Young, Elizabeth, New Statesman (1996)
British street and fashion culture is the envy of the world. But the grind of professionalism is killing maverick talent
There is a famous encounter in Nancy Mitford's Love in a Cold Climate. Cedric, a droll, flamboyantly camp social climber, visits the narrator, Fanny, a slightly dowdy young aristo married to an Oxford don. "Aha!" notes Cedric. "So now we dress at Schiaparelli, I see!" Fanny says that her scarlet jacket was a present and expresses horror at the waste of money when, expertly, Cedric prices it. "Simply silly.., there's only a yard of stuff in it, worth a pound, if that."
Cedric retorts: "And how many yards of canvas in a Fragonard?... Art is more than yards..."
In these brief lines of dialogue Mitford summarises a gulf that exists to this day. Our society seems permanently divided between those who throw around words such as "genius", who believe that couture is high art, worthy of museum status and serious study, and Fanny's spiritual descendants, for whom fashion is all too silly, frivolous and immoral, who believe that the money would be better invested in third-world schoolbooks. Apart from a few protean stylists who can move painlessly from catwalk to thrift shop, fashion for the majority is either bliss or blight.
In this context it is interesting that in these two large books, each devoted to the work of a significant clothes designer, the clothes themselves do not occupy centre stage. They are the chorus, the supporting cast, the backdrop. A biography of a European couturier (even the recent relatively racy one on Yves St Laurent) must focus primarily on the designs. There is not much else. But Ossie Clark and Vivienne Westwood were English artists first and fashion designers second.
Over here we are far more interested in character than clothes; we prefer flamboyance to fabric. In the UK the context of fashion differs considerably from its continental European counterpart. Fashion here is more animated and inclusive, less cerebral and hierarchical than in Europe.
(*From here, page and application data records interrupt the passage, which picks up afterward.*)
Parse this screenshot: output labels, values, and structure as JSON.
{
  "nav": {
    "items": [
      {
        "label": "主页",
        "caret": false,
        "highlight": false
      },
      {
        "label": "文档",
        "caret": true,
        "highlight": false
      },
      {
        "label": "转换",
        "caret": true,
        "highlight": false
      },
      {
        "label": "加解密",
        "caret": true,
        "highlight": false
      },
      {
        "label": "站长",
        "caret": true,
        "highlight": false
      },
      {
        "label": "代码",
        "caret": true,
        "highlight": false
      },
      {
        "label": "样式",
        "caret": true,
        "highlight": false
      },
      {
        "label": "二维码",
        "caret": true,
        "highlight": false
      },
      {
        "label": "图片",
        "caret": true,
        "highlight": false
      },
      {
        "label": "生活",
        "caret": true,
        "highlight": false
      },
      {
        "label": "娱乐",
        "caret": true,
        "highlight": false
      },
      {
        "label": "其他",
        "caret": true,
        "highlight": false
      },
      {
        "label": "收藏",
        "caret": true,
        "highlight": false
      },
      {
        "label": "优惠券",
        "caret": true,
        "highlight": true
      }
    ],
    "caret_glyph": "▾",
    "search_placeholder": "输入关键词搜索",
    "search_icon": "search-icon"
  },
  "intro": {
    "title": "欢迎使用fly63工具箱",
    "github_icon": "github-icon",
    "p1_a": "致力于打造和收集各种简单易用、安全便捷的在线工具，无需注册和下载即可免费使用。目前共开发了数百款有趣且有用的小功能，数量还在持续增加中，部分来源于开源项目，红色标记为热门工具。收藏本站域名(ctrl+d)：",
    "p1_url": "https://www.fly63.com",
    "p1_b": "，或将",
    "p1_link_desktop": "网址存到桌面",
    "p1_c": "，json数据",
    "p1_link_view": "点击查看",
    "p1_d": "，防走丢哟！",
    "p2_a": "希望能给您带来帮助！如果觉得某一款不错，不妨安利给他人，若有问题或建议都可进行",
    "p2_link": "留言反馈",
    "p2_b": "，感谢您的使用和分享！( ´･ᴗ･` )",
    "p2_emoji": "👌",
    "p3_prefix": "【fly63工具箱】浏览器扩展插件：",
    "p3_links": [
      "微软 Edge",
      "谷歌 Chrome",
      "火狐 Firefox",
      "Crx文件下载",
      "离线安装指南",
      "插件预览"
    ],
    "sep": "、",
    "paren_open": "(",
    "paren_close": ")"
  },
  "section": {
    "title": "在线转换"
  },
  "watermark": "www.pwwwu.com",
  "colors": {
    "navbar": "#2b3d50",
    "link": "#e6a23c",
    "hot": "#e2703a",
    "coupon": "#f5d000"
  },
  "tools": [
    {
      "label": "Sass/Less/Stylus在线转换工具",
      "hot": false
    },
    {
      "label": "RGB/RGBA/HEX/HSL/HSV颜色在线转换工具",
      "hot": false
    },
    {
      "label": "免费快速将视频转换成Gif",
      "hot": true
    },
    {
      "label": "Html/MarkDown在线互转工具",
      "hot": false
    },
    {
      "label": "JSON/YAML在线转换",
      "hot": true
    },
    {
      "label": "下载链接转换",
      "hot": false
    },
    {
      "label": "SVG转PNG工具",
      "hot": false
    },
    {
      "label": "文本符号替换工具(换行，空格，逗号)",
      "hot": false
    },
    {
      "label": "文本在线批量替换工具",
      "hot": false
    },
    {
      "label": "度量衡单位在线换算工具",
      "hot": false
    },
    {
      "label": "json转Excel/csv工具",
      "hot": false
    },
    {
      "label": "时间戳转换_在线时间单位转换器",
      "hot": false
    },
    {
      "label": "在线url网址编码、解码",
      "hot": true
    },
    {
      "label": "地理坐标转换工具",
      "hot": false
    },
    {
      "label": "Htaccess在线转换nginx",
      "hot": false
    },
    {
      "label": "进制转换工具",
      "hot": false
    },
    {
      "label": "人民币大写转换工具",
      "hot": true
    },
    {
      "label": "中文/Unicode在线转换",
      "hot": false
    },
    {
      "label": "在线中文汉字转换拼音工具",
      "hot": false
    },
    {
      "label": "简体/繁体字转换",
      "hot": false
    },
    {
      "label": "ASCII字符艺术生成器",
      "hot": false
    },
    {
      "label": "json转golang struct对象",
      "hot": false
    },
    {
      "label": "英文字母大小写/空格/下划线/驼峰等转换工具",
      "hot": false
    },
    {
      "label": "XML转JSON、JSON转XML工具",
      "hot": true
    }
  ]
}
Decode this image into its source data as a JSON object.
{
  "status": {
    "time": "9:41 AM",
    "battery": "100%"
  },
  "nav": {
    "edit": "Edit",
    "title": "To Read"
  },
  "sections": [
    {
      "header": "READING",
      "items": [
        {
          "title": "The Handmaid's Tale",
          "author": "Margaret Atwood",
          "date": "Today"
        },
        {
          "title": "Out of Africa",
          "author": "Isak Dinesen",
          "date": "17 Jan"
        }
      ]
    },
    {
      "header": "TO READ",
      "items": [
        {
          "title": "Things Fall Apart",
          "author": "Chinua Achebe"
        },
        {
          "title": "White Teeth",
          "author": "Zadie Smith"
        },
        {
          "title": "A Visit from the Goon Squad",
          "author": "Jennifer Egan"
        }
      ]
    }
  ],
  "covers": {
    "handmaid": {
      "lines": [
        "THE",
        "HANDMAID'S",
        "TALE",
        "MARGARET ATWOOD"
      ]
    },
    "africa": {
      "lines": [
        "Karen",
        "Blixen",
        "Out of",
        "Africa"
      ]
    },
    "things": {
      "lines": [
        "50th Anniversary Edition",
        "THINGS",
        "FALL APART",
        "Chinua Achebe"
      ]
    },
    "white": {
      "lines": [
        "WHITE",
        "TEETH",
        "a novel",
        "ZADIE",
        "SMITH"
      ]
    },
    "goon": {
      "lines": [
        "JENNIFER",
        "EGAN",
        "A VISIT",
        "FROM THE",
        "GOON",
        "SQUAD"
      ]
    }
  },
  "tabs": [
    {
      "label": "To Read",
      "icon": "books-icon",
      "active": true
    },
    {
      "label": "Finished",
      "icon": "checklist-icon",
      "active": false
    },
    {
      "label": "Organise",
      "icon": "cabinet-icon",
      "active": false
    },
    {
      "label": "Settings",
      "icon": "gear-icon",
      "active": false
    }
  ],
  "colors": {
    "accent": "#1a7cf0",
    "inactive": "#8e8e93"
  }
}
So Clark and Westwood functioned primarily as personalities, each emblematic of a particular period in postwar culture.
Ossie Clark's name evokes a familiar pantheon of imagery - prettiness and privilege, spun-sugar rebellion, Mick'n'Bianca, Twiggy and Bailey, white butterflies, Moroccan lamps, dim rooms swagged and draped with ethnic tassels and fabrics, a fog of incense, rose-coloured spectacles and those early cocksure, thundering chords of the Beatles-Stones-Who soundtrack.
To an even greater extent Westwood represents a paparazzi paradise: designer to the original London punks, she's there too, professionally sullen with her bleach-blonde spiky crop, ripped fishnets, mohair jerseys and all her other provocative, confrontational, hard-edged, asexual clothes; later there's Vivienne picketing for culture in flesh-coloured tights and a strategic fig-leaf, or greeting royalty in a see-through lace dress. Flash! The mini-crini. Vivienne swaying around in her rocking-horse shoes, hectoring anyone on declining educational standards. Naomi Campbell tumbles off Vivienne's ten-inch platform shoes. Flash!
From the beginning, untramelled by idees recues, the untutored Westwood could always pull off a dazzling visual statement, particularly when in partnership (and love) with Malcolm McLaren. Alone she could not inject, Jane Mulvagh writes, "contemporary reference". "The semiotics of the street did not impinge on her isolated sensibilities... McLaren had a brazen, feet-on-the-ground, finger-on-the-pulse modernity. …